For a brief shining moment a few years ago, I held out some hope for the book chain. After years of terrible decisions on its digital strategy ("powered by Amazon" -- really?), it started issuing mobile coupons. Not having to worry about printing out the regular 20%, 30%, 40% off e-mail coupons escalated my already profligate book buying habits. Borders' were the first mobile coupons I ever used, in fact. This practice lasted less than a year, however. I had been hoping it signaled an upgraded mobile model that finally might challenge Barnes & Noble and Amazon's dominance. None was forthcoming.
I can't even recall how many times I used both Amazon and B&N apps and mobile Web sites to get more information about a book on Borders' shelves, find a better price and order it on the spot from one or the other e-store. The company tried for a while to compensate by offering free shipping for anything that was not in stock. The sheer fecklessness of the digital strategies signaled their doom. "These guys are toast," I used to say to my wife every time I used a rival app. "This is close to retail malfeasance."
Let this be a lesson to any retailer in just about any segment. Your customers are talking directly to your competitors in your own aisles. If you can't give them a good reason to access your mobile Web site or you brand's app when they are in your store before all others, you deserve to lose them.
The book industry showed signs of life in 2010 despite the carnage at brick and mortar. According to BookStats, revenue actually went up for the year by 5.6%, with a 4.1% rise in book sales. For the year 114 million e-books were sold, comprising 6.4% of the market, The New York Times is reporting.
I think the beauty of mobile is that it enhances book browsing and buying in multiple ways for different audiences. The friend who alerted me to the Borders clearance has been reading Russian novels on his BlackBerry and now Android for years. I can't do that myself, and even have trouble sticking with an e-cook on an iPad. But the digital bookstores on devices are superb sampling mechanisms for me. I have downloaded early pages of several novels and histories from Apple's e-bookstore, which convinced me to order the hard copy via Amazon or B&N. Even e-stores run the risk of having customers hijacked.
The enhanced and animated book is a fascinating development still looking for its breakthrough, in my opinion. The recent "Fantastic Flying Books of Mr. Morris Lessmore" is getting a ton of super-heated praise as the "future of the book." Well, I hope not. This well-meaning animated storybook on iPad follows Morris through a life dedicated to book reading. Apparently the fable was connected to Hurricane Katrina and the sight of books floating on flooded streets. The execution is pleasant enough, but most of the interactive elements of tapping and swiping at pages feel more gratuitous than engaging. The art work is of the predictable Dreamworks CGI style that is already becoming a tiresome convention of film animation.
Personally, I was more enthused and engrossed by "The Pedlar Lady of Gushing Cross," an earlier iPad book with a much more singular visual style that evoked a mood enhancing the experience of the story.
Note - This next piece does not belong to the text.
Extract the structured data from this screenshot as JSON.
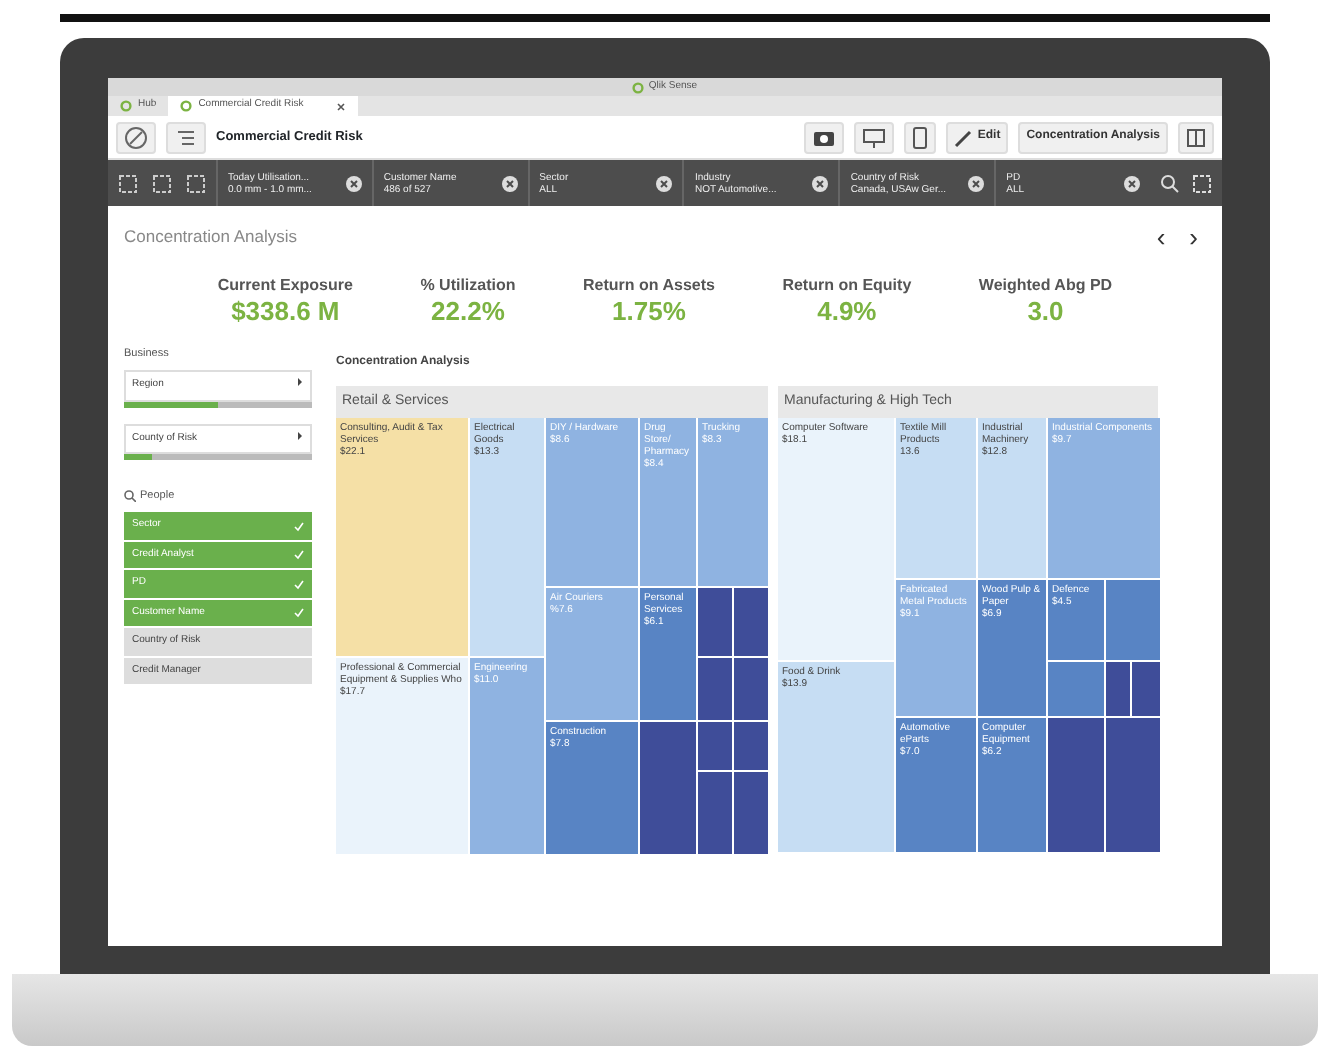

Augmentation, enhancement -- these are really the key to making mobile matter. Personally, I think these are terms that direct us to think and work harder than the clichéd "added value."
A genuinely interesting approach both to enhancing book experiences and QR codes come from Melville House Publishing this week. The company has issued a series of hard copy novellas from classic authors, all of which happen to have the title "The Duel." Affixed to each is a QR code that kicks you over to what they call "Illumination Material," a downloadable document in epub and PDF formats that genuinely enhances the book. Using the QR code I received for Giacomo Casanova's "The Duel," I was able to download the epub into my iPhone's iBooks library, where I could navigate its hot links easily. The material includes illustrations, anecdotes about dueling and dueling sites, and passages from other great authors about Casanova and duels.
One can image this mobile format being used in a number of ways to augment or streamline the reading experience. In addition to commentary about a given book, imagine if the footnotes of a large non-fiction tome were available as a mobile piece that could be referenced on a device alongside the physical book. Navigating end notes in any text is a pain, and using mobile as a reading companion would not only offload the task to a device, but could also enhance the experience by linking to sources and multimedia. The digital revolution for books does not necessarily have to be contained in the ebook format. Devices can augment traditional reading in much the same way they can enrich shopping -- or anything, if we put our minds to it.